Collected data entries
* * *
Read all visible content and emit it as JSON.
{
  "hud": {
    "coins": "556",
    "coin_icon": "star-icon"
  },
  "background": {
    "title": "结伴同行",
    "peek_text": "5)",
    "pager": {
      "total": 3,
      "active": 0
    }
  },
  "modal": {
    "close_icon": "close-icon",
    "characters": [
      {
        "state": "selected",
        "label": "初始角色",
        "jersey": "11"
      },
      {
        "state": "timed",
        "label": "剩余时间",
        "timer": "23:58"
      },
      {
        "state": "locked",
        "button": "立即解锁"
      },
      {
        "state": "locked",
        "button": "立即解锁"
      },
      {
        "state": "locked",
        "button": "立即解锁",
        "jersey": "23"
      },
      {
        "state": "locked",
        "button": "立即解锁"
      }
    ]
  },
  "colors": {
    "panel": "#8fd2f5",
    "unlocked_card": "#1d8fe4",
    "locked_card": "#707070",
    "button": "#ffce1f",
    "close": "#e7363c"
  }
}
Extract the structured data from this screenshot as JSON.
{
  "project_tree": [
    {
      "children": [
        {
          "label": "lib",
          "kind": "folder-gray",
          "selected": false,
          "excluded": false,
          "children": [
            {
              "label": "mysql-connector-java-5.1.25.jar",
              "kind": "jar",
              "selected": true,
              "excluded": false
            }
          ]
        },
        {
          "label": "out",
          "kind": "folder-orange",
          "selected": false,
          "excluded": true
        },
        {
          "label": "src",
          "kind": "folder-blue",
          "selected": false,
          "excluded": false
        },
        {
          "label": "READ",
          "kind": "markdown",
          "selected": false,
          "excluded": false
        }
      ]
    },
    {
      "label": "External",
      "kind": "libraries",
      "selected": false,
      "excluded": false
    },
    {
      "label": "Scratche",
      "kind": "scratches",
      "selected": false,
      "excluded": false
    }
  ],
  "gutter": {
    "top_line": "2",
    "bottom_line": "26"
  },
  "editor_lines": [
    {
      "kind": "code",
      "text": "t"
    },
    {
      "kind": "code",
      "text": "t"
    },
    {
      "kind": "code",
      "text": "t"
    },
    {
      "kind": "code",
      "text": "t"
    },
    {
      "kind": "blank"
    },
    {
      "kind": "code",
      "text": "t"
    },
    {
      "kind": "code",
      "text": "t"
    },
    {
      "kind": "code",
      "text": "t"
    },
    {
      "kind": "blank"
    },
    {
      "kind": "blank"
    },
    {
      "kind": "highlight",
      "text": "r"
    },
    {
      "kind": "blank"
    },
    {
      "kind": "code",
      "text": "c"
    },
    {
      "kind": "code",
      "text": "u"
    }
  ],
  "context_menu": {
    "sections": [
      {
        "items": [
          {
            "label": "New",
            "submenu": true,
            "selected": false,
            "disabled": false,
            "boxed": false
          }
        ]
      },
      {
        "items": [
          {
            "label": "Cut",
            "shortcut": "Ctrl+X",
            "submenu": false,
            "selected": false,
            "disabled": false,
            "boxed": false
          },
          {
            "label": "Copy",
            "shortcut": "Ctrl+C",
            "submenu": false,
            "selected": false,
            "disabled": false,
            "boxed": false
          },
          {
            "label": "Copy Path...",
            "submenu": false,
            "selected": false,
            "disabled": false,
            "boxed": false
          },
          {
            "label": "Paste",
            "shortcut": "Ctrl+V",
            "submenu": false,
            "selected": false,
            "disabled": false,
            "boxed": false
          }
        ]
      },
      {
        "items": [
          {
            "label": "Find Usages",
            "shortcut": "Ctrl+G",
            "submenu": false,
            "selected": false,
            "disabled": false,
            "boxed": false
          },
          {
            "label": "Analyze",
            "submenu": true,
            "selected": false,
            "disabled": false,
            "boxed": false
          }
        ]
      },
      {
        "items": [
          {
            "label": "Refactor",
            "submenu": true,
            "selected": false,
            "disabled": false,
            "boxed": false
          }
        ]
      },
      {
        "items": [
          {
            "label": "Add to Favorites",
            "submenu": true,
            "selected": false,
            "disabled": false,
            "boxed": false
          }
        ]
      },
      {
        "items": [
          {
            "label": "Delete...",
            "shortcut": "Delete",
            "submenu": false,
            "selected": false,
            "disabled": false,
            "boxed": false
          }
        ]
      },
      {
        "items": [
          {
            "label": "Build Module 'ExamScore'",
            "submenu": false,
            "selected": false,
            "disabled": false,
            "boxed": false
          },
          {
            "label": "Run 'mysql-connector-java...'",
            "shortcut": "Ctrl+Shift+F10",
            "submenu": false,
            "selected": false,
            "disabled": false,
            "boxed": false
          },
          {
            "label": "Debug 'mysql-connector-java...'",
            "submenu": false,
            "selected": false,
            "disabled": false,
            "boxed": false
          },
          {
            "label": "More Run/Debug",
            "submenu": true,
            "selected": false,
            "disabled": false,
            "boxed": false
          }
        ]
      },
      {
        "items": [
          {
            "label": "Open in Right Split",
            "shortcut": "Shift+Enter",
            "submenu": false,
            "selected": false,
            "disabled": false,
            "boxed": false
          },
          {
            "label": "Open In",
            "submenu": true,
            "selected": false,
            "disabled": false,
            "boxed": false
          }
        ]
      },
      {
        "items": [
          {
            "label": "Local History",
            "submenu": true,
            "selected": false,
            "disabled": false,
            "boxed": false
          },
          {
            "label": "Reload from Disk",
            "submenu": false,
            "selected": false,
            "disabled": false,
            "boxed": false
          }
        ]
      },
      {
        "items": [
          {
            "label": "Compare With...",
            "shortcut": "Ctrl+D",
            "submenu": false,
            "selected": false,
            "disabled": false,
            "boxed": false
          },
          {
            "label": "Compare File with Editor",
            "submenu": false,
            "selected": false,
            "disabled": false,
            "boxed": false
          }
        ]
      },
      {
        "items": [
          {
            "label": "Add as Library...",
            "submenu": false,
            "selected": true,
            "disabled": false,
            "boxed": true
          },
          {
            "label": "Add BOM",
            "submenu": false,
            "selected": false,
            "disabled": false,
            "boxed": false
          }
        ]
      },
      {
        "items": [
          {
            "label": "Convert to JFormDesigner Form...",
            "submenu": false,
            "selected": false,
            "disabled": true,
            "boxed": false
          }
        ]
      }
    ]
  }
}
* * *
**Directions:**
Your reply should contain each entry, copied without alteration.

**Solution for this problem:**
Read all visible content and emit it as JSON.
{
  "hud": {
    "coins": "556",
    "coin_icon": "star-icon"
  },
  "background": {
    "title": "结伴同行",
    "peek_text": "5)",
    "pager": {
      "total": 3,
      "active": 0
    }
  },
  "modal": {
    "close_icon": "close-icon",
    "characters": [
      {
        "state": "selected",
        "label": "初始角色",
        "jersey": "11"
      },
      {
        "state": "timed",
        "label": "剩余时间",
        "timer": "23:58"
      },
      {
        "state": "locked",
        "button": "立即解锁"
      },
      {
        "state": "locked",
        "button": "立即解锁"
      },
      {
        "state": "locked",
        "button": "立即解锁",
        "jersey": "23"
      },
      {
        "state": "locked",
        "button": "立即解锁"
      }
    ]
  },
  "colors": {
    "panel": "#8fd2f5",
    "unlocked_card": "#1d8fe4",
    "locked_card": "#707070",
    "button": "#ffce1f",
    "close": "#e7363c"
  }
}
Extract the structured data from this screenshot as JSON.
{
  "project_tree": [
    {
      "children": [
        {
          "label": "lib",
          "kind": "folder-gray",
          "selected": false,
          "excluded": false,
          "children": [
            {
              "label": "mysql-connector-java-5.1.25.jar",
              "kind": "jar",
              "selected": true,
              "excluded": false
            }
          ]
        },
        {
          "label": "out",
          "kind": "folder-orange",
          "selected": false,
          "excluded": true
        },
        {
          "label": "src",
          "kind": "folder-blue",
          "selected": false,
          "excluded": false
        },
        {
          "label": "READ",
          "kind": "markdown",
          "selected": false,
          "excluded": false
        }
      ]
    },
    {
      "label": "External",
      "kind": "libraries",
      "selected": false,
      "excluded": false
    },
    {
      "label": "Scratche",
      "kind": "scratches",
      "selected": false,
      "excluded": false
    }
  ],
  "gutter": {
    "top_line": "2",
    "bottom_line": "26"
  },
  "editor_lines": [
    {
      "kind": "code",
      "text": "t"
    },
    {
      "kind": "code",
      "text": "t"
    },
    {
      "kind": "code",
      "text": "t"
    },
    {
      "kind": "code",
      "text": "t"
    },
    {
      "kind": "blank"
    },
    {
      "kind": "code",
      "text": "t"
    },
    {
      "kind": "code",
      "text": "t"
    },
    {
      "kind": "code",
      "text": "t"
    },
    {
      "kind": "blank"
    },
    {
      "kind": "blank"
    },
    {
      "kind": "highlight",
      "text": "r"
    },
    {
      "kind": "blank"
    },
    {
      "kind": "code",
      "text": "c"
    },
    {
      "kind": "code",
      "text": "u"
    }
  ],
  "context_menu": {
    "sections": [
      {
        "items": [
          {
            "label": "New",
            "submenu": true,
            "selected": false,
            "disabled": false,
            "boxed": false
          }
        ]
      },
      {
        "items": [
          {
            "label": "Cut",
            "shortcut": "Ctrl+X",
            "submenu": false,
            "selected": false,
            "disabled": false,
            "boxed": false
          },
          {
            "label": "Copy",
            "shortcut": "Ctrl+C",
            "submenu": false,
            "selected": false,
            "disabled": false,
            "boxed": false
          },
          {
            "label": "Copy Path...",
            "submenu": false,
            "selected": false,
            "disabled": false,
            "boxed": false
          },
          {
            "label": "Paste",
            "shortcut": "Ctrl+V",
            "submenu": false,
            "selected": false,
            "disabled": false,
            "boxed": false
          }
        ]
      },
      {
        "items": [
          {
            "label": "Find Usages",
            "shortcut": "Ctrl+G",
            "submenu": false,
            "selected": false,
            "disabled": false,
            "boxed": false
          },
          {
            "label": "Analyze",
            "submenu": true,
            "selected": false,
            "disabled": false,
            "boxed": false
          }
        ]
      },
      {
        "items": [
          {
            "label": "Refactor",
            "submenu": true,
            "selected": false,
            "disabled": false,
            "boxed": false
          }
        ]
      },
      {
        "items": [
          {
            "label": "Add to Favorites",
            "submenu": true,
            "selected": false,
            "disabled": false,
            "boxed": false
          }
        ]
      },
      {
        "items": [
          {
            "label": "Delete...",
            "shortcut": "Delete",
            "submenu": false,
            "selected": false,
            "disabled": false,
            "boxed": false
          }
        ]
      },
      {
        "items": [
          {
            "label": "Build Module 'ExamScore'",
            "submenu": false,
            "selected": false,
            "disabled": false,
            "boxed": false
          },
          {
            "label": "Run 'mysql-connector-java...'",
            "shortcut": "Ctrl+Shift+F10",
            "submenu": false,
            "selected": false,
            "disabled": false,
            "boxed": false
          },
          {
            "label": "Debug 'mysql-connector-java...'",
            "submenu": false,
            "selected": false,
            "disabled": false,
            "boxed": false
          },
          {
            "label": "More Run/Debug",
            "submenu": true,
            "selected": false,
            "disabled": false,
            "boxed": false
          }
        ]
      },
      {
        "items": [
          {
            "label": "Open in Right Split",
            "shortcut": "Shift+Enter",
            "submenu": false,
            "selected": false,
            "disabled": false,
            "boxed": false
          },
          {
            "label": "Open In",
            "submenu": true,
            "selected": false,
            "disabled": false,
            "boxed": false
          }
        ]
      },
      {
        "items": [
          {
            "label": "Local History",
            "submenu": true,
            "selected": false,
            "disabled": false,
            "boxed": false
          },
          {
            "label": "Reload from Disk",
            "submenu": false,
            "selected": false,
            "disabled": false,
            "boxed": false
          }
        ]
      },
      {
        "items": [
          {
            "label": "Compare With...",
            "shortcut": "Ctrl+D",
            "submenu": false,
            "selected": false,
            "disabled": false,
            "boxed": false
          },
          {
            "label": "Compare File with Editor",
            "submenu": false,
            "selected": false,
            "disabled": false,
            "boxed": false
          }
        ]
      },
      {
        "items": [
          {
            "label": "Add as Library...",
            "submenu": false,
            "selected": true,
            "disabled": false,
            "boxed": true
          },
          {
            "label": "Add BOM",
            "submenu": false,
            "selected": false,
            "disabled": false,
            "boxed": false
          }
        ]
      },
      {
        "items": [
          {
            "label": "Convert to JFormDesigner Form...",
            "submenu": false,
            "selected": false,
            "disabled": true,
            "boxed": false
          }
        ]
      }
    ]
  }
}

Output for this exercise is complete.